▸ Assignment:
The entries below should be quoted exactly, with no pictures carried over.

▸ Supplied material:

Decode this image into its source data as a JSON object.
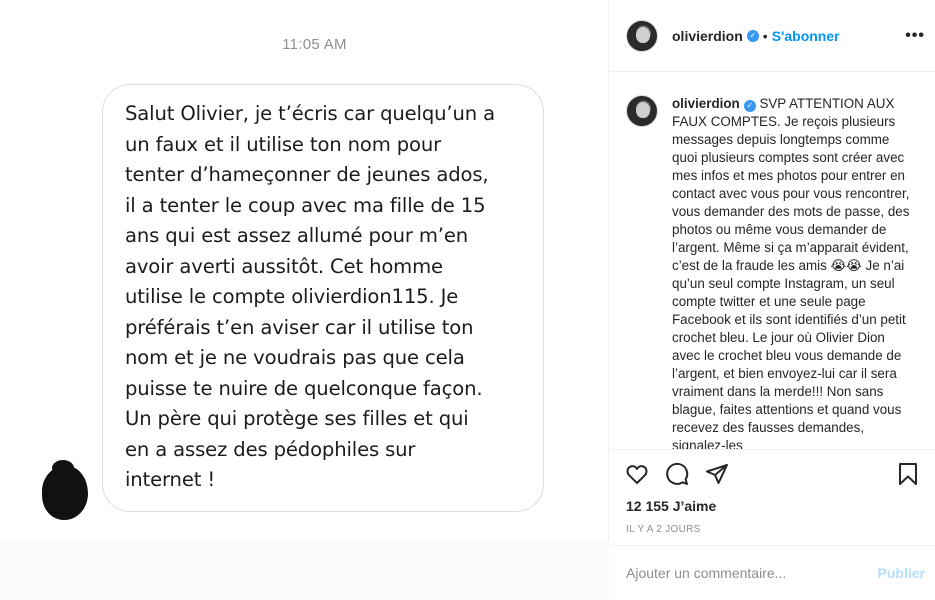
{
  "media": {
    "timestamp": "11:05 AM",
    "message": "Salut Olivier, je t’écris car quelqu’un a\nun faux et il utilise ton nom pour\ntenter d’hameçonner de jeunes ados,\nil a tenter le coup avec ma fille de 15\nans qui est assez allumé pour m’en\navoir averti aussitôt. Cet homme\nutilise le compte olivierdion115. Je\npréférais t’en aviser car il utilise ton\nnom et je ne voudrais pas que cela\npuisse te nuire de quelconque façon.\nUn père qui protège ses filles et qui\nen a assez des pédophiles sur\ninternet !"
  },
  "header": {
    "username": "olivierdion",
    "separator": "•",
    "follow_label": "S'abonner",
    "more_label": "•••"
  },
  "caption": {
    "username": "olivierdion",
    "text": " SVP ATTENTION AUX FAUX COMPTES. Je reçois plusieurs messages depuis longtemps comme quoi plusieurs comptes sont créer avec mes infos et mes photos pour entrer en contact avec vous pour vous rencontrer, vous demander des mots de passe, des photos ou même vous demander de l’argent. Même si ça m’apparait évident, c’est de la fraude les amis 😭😭 Je n’ai qu’un seul compte Instagram, un seul compte twitter et une seule page Facebook et ils sont identifiés d’un petit crochet bleu. Le jour où Olivier Dion avec le crochet bleu vous demande de l’argent, et bien envoyez-lui car il sera vraiment dans la merde!!! Non sans blague, faites attentions et quand vous recevez des fausses demandes, signalez-les"
  },
  "actions": {
    "icons": [
      "heart-icon",
      "comment-icon",
      "share-icon",
      "bookmark-icon"
    ],
    "likes": "12 155 J’aime",
    "posted": "IL Y A 2 JOURS"
  },
  "comment_box": {
    "placeholder": "Ajouter un commentaire...",
    "post_label": "Publier"
  },
  "colors": {
    "accent": "#0095f6",
    "verified": "#3897f0",
    "post_disabled": "#b2dffc",
    "border": "#efefef"
  }
}
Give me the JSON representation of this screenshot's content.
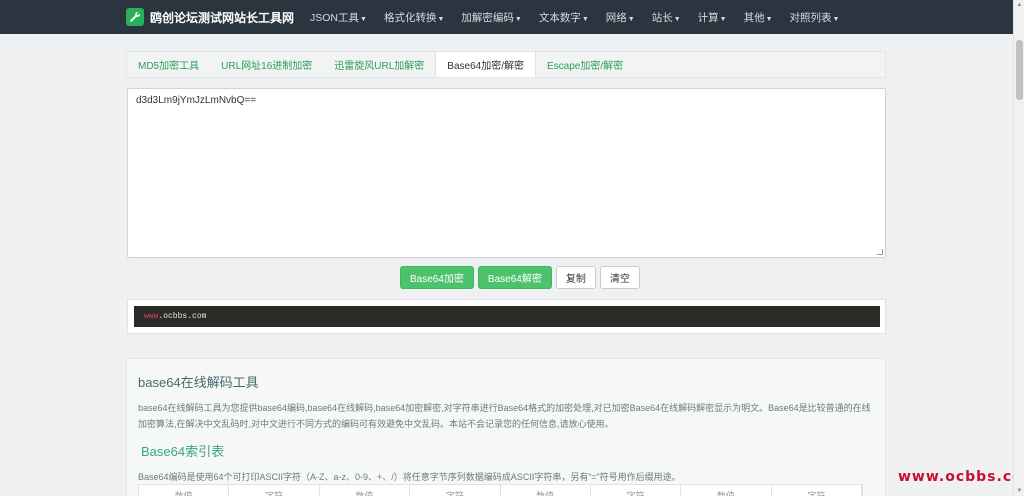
{
  "navbar": {
    "brand": "鸥创论坛测试网站长工具网",
    "brand_icon": "wrench-icon",
    "items": [
      {
        "label": "JSON工具"
      },
      {
        "label": "格式化转换"
      },
      {
        "label": "加解密编码"
      },
      {
        "label": "文本数字"
      },
      {
        "label": "网络"
      },
      {
        "label": "站长"
      },
      {
        "label": "计算"
      },
      {
        "label": "其他"
      },
      {
        "label": "对照列表"
      }
    ],
    "background": "#2b3540"
  },
  "tabs": [
    {
      "label": "MD5加密工具"
    },
    {
      "label": "URL网址16进制加密"
    },
    {
      "label": "迅雷旋风URL加解密"
    },
    {
      "label": "Base64加密/解密",
      "active": true
    },
    {
      "label": "Escape加密/解密"
    }
  ],
  "editor": {
    "value": "d3d3Lm9jYmJzLmNvbQ=="
  },
  "buttons": {
    "encode": "Base64加密",
    "decode": "Base64解密",
    "copy": "复制",
    "clear": "清空"
  },
  "output": {
    "prefix": "www",
    "rest": ".ocbbs.com"
  },
  "info": {
    "title": "base64在线解码工具",
    "text": "base64在线解码工具为您提供base64编码,base64在线解码,base64加密解密,对字符串进行Base64格式的加密处理,对已加密Base64在线解码解密显示为明文。Base64是比较普通的在线加密算法,在解决中文乱码时,对中文进行不同方式的编码可有效避免中文乱码。本站不会记录您的任何信息,请放心使用。",
    "subtitle": "Base64索引表",
    "text2": "Base64编码是使用64个可打印ASCII字符（A-Z、a-z、0-9、+、/）将任意字节序列数据编码成ASCII字符串，另有“=”符号用作后缀用途。",
    "table_headers": [
      "数值",
      "字符",
      "数值",
      "字符",
      "数值",
      "字符",
      "数值",
      "字符"
    ]
  },
  "watermark": "www.ocbbs.com",
  "colors": {
    "accent": "#4cc26c",
    "link": "#2aa154",
    "watermark": "#c8102e"
  }
}
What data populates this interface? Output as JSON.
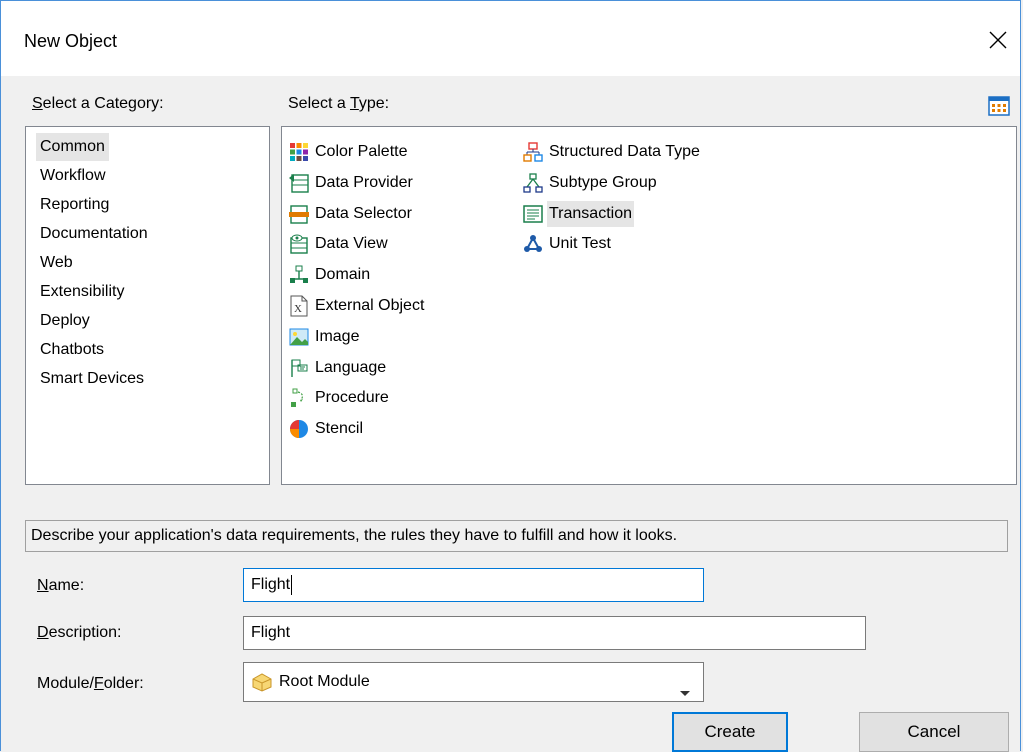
{
  "dialog": {
    "title": "New Object"
  },
  "labels": {
    "category": "Select a Category:",
    "type": "Select a Type:",
    "name": "Name:",
    "description": "Description:",
    "module": "Module/Folder:"
  },
  "categories": [
    "Common",
    "Workflow",
    "Reporting",
    "Documentation",
    "Web",
    "Extensibility",
    "Deploy",
    "Chatbots",
    "Smart Devices"
  ],
  "selected_category": "Common",
  "types": [
    {
      "label": "Color Palette",
      "icon": "color-palette-icon"
    },
    {
      "label": "Data Provider",
      "icon": "data-provider-icon"
    },
    {
      "label": "Data Selector",
      "icon": "data-selector-icon"
    },
    {
      "label": "Data View",
      "icon": "data-view-icon"
    },
    {
      "label": "Domain",
      "icon": "domain-icon"
    },
    {
      "label": "External Object",
      "icon": "external-object-icon"
    },
    {
      "label": "Image",
      "icon": "image-icon"
    },
    {
      "label": "Language",
      "icon": "language-icon"
    },
    {
      "label": "Procedure",
      "icon": "procedure-icon"
    },
    {
      "label": "Stencil",
      "icon": "stencil-icon"
    },
    {
      "label": "Structured Data Type",
      "icon": "structured-data-type-icon"
    },
    {
      "label": "Subtype Group",
      "icon": "subtype-group-icon"
    },
    {
      "label": "Transaction",
      "icon": "transaction-icon"
    },
    {
      "label": "Unit Test",
      "icon": "unit-test-icon"
    }
  ],
  "selected_type": "Transaction",
  "type_description": "Describe your application's data requirements, the rules they have to fulfill and how it looks.",
  "form": {
    "name_value": "Flight",
    "description_value": "Flight",
    "module_value": "Root Module"
  },
  "buttons": {
    "create": "Create",
    "cancel": "Cancel"
  },
  "colors": {
    "accent": "#0078d7",
    "selection": "#e5e5e5"
  }
}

▸ Solution to the exercise:
Decode this image into its source data as a JSON object.
{
  "media": {
    "timestamp": "11:05 AM",
    "message": "Salut Olivier, je t’écris car quelqu’un a\nun faux et il utilise ton nom pour\ntenter d’hameçonner de jeunes ados,\nil a tenter le coup avec ma fille de 15\nans qui est assez allumé pour m’en\navoir averti aussitôt. Cet homme\nutilise le compte olivierdion115. Je\npréférais t’en aviser car il utilise ton\nnom et je ne voudrais pas que cela\npuisse te nuire de quelconque façon.\nUn père qui protège ses filles et qui\nen a assez des pédophiles sur\ninternet !"
  },
  "header": {
    "username": "olivierdion",
    "separator": "•",
    "follow_label": "S'abonner",
    "more_label": "•••"
  },
  "caption": {
    "username": "olivierdion",
    "text": " SVP ATTENTION AUX FAUX COMPTES. Je reçois plusieurs messages depuis longtemps comme quoi plusieurs comptes sont créer avec mes infos et mes photos pour entrer en contact avec vous pour vous rencontrer, vous demander des mots de passe, des photos ou même vous demander de l’argent. Même si ça m’apparait évident, c’est de la fraude les amis 😭😭 Je n’ai qu’un seul compte Instagram, un seul compte twitter et une seule page Facebook et ils sont identifiés d’un petit crochet bleu. Le jour où Olivier Dion avec le crochet bleu vous demande de l’argent, et bien envoyez-lui car il sera vraiment dans la merde!!! Non sans blague, faites attentions et quand vous recevez des fausses demandes, signalez-les"
  },
  "actions": {
    "icons": [
      "heart-icon",
      "comment-icon",
      "share-icon",
      "bookmark-icon"
    ],
    "likes": "12 155 J’aime",
    "posted": "IL Y A 2 JOURS"
  },
  "comment_box": {
    "placeholder": "Ajouter un commentaire...",
    "post_label": "Publier"
  },
  "colors": {
    "accent": "#0095f6",
    "verified": "#3897f0",
    "post_disabled": "#b2dffc",
    "border": "#efefef"
  }
}
Give me the JSON representation of this screenshot's content.
{
  "navbar": {
    "brand": "鸥创论坛测试网站长工具网",
    "brand_icon": "wrench-icon",
    "items": [
      {
        "label": "JSON工具"
      },
      {
        "label": "格式化转换"
      },
      {
        "label": "加解密编码"
      },
      {
        "label": "文本数字"
      },
      {
        "label": "网络"
      },
      {
        "label": "站长"
      },
      {
        "label": "计算"
      },
      {
        "label": "其他"
      },
      {
        "label": "对照列表"
      }
    ],
    "background": "#2b3540"
  },
  "tabs": [
    {
      "label": "MD5加密工具"
    },
    {
      "label": "URL网址16进制加密"
    },
    {
      "label": "迅雷旋风URL加解密"
    },
    {
      "label": "Base64加密/解密",
      "active": true
    },
    {
      "label": "Escape加密/解密"
    }
  ],
  "editor": {
    "value": "d3d3Lm9jYmJzLmNvbQ=="
  },
  "buttons": {
    "encode": "Base64加密",
    "decode": "Base64解密",
    "copy": "复制",
    "clear": "清空"
  },
  "output": {
    "prefix": "www",
    "rest": ".ocbbs.com"
  },
  "info": {
    "title": "base64在线解码工具",
    "text": "base64在线解码工具为您提供base64编码,base64在线解码,base64加密解密,对字符串进行Base64格式的加密处理,对已加密Base64在线解码解密显示为明文。Base64是比较普通的在线加密算法,在解决中文乱码时,对中文进行不同方式的编码可有效避免中文乱码。本站不会记录您的任何信息,请放心使用。",
    "subtitle": "Base64索引表",
    "text2": "Base64编码是使用64个可打印ASCII字符（A-Z、a-z、0-9、+、/）将任意字节序列数据编码成ASCII字符串，另有“=”符号用作后缀用途。",
    "table_headers": [
      "数值",
      "字符",
      "数值",
      "字符",
      "数值",
      "字符",
      "数值",
      "字符"
    ]
  },
  "watermark": "www.ocbbs.com",
  "colors": {
    "accent": "#4cc26c",
    "link": "#2aa154",
    "watermark": "#c8102e"
  }
}
What data populates this interface? Output as JSON.
{
  "dialog": {
    "title": "New Object"
  },
  "labels": {
    "category": "Select a Category:",
    "type": "Select a Type:",
    "name": "Name:",
    "description": "Description:",
    "module": "Module/Folder:"
  },
  "categories": [
    "Common",
    "Workflow",
    "Reporting",
    "Documentation",
    "Web",
    "Extensibility",
    "Deploy",
    "Chatbots",
    "Smart Devices"
  ],
  "selected_category": "Common",
  "types": [
    {
      "label": "Color Palette",
      "icon": "color-palette-icon"
    },
    {
      "label": "Data Provider",
      "icon": "data-provider-icon"
    },
    {
      "label": "Data Selector",
      "icon": "data-selector-icon"
    },
    {
      "label": "Data View",
      "icon": "data-view-icon"
    },
    {
      "label": "Domain",
      "icon": "domain-icon"
    },
    {
      "label": "External Object",
      "icon": "external-object-icon"
    },
    {
      "label": "Image",
      "icon": "image-icon"
    },
    {
      "label": "Language",
      "icon": "language-icon"
    },
    {
      "label": "Procedure",
      "icon": "procedure-icon"
    },
    {
      "label": "Stencil",
      "icon": "stencil-icon"
    },
    {
      "label": "Structured Data Type",
      "icon": "structured-data-type-icon"
    },
    {
      "label": "Subtype Group",
      "icon": "subtype-group-icon"
    },
    {
      "label": "Transaction",
      "icon": "transaction-icon"
    },
    {
      "label": "Unit Test",
      "icon": "unit-test-icon"
    }
  ],
  "selected_type": "Transaction",
  "type_description": "Describe your application's data requirements, the rules they have to fulfill and how it looks.",
  "form": {
    "name_value": "Flight",
    "description_value": "Flight",
    "module_value": "Root Module"
  },
  "buttons": {
    "create": "Create",
    "cancel": "Cancel"
  },
  "colors": {
    "accent": "#0078d7",
    "selection": "#e5e5e5"
  }
}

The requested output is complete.